◆ Work item:
Keep every character as it is and output all of the records.
+++ Records supplied
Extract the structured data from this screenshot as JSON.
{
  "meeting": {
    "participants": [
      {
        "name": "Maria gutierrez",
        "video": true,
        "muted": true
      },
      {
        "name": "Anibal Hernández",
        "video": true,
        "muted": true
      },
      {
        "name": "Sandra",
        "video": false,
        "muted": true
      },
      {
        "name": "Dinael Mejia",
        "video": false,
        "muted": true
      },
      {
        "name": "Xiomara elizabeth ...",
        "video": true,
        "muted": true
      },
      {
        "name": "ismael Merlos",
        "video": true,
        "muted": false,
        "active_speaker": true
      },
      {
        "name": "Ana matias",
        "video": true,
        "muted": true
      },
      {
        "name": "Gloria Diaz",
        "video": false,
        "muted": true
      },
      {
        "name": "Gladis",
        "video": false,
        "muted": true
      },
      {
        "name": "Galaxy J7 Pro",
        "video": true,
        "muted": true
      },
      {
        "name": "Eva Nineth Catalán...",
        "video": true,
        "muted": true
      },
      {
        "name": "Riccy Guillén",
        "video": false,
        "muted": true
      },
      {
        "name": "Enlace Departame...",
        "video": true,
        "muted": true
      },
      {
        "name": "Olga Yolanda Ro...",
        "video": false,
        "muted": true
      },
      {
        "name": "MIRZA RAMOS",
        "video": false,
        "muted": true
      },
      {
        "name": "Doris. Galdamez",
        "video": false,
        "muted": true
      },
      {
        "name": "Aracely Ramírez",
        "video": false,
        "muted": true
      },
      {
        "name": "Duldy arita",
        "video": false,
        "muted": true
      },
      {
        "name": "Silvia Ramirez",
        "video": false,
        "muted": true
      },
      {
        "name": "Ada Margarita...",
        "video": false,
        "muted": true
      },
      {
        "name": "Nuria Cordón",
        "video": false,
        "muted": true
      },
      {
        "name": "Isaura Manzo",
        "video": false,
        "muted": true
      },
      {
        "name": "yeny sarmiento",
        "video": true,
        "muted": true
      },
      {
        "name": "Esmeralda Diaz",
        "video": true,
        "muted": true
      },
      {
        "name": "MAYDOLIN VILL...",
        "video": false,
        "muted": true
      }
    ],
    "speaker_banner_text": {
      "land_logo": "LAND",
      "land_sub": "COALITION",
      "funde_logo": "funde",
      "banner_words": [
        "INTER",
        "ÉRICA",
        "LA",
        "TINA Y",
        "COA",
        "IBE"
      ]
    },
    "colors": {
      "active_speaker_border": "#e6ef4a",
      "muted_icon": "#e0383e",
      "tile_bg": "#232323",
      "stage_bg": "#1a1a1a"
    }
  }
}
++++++
◆ Written response:
Extract the structured data from this screenshot as JSON.
{
  "meeting": {
    "participants": [
      {
        "name": "Maria gutierrez",
        "video": true,
        "muted": true
      },
      {
        "name": "Anibal Hernández",
        "video": true,
        "muted": true
      },
      {
        "name": "Sandra",
        "video": false,
        "muted": true
      },
      {
        "name": "Dinael Mejia",
        "video": false,
        "muted": true
      },
      {
        "name": "Xiomara elizabeth ...",
        "video": true,
        "muted": true
      },
      {
        "name": "ismael Merlos",
        "video": true,
        "muted": false,
        "active_speaker": true
      },
      {
        "name": "Ana matias",
        "video": true,
        "muted": true
      },
      {
        "name": "Gloria Diaz",
        "video": false,
        "muted": true
      },
      {
        "name": "Gladis",
        "video": false,
        "muted": true
      },
      {
        "name": "Galaxy J7 Pro",
        "video": true,
        "muted": true
      },
      {
        "name": "Eva Nineth Catalán...",
        "video": true,
        "muted": true
      },
      {
        "name": "Riccy Guillén",
        "video": false,
        "muted": true
      },
      {
        "name": "Enlace Departame...",
        "video": true,
        "muted": true
      },
      {
        "name": "Olga Yolanda Ro...",
        "video": false,
        "muted": true
      },
      {
        "name": "MIRZA RAMOS",
        "video": false,
        "muted": true
      },
      {
        "name": "Doris. Galdamez",
        "video": false,
        "muted": true
      },
      {
        "name": "Aracely Ramírez",
        "video": false,
        "muted": true
      },
      {
        "name": "Duldy arita",
        "video": false,
        "muted": true
      },
      {
        "name": "Silvia Ramirez",
        "video": false,
        "muted": true
      },
      {
        "name": "Ada Margarita...",
        "video": false,
        "muted": true
      },
      {
        "name": "Nuria Cordón",
        "video": false,
        "muted": true
      },
      {
        "name": "Isaura Manzo",
        "video": false,
        "muted": true
      },
      {
        "name": "yeny sarmiento",
        "video": true,
        "muted": true
      },
      {
        "name": "Esmeralda Diaz",
        "video": true,
        "muted": true
      },
      {
        "name": "MAYDOLIN VILL...",
        "video": false,
        "muted": true
      }
    ],
    "speaker_banner_text": {
      "land_logo": "LAND",
      "land_sub": "COALITION",
      "funde_logo": "funde",
      "banner_words": [
        "INTER",
        "ÉRICA",
        "LA",
        "TINA Y",
        "COA",
        "IBE"
      ]
    },
    "colors": {
      "active_speaker_border": "#e6ef4a",
      "muted_icon": "#e0383e",
      "tile_bg": "#232323",
      "stage_bg": "#1a1a1a"
    }
  }
}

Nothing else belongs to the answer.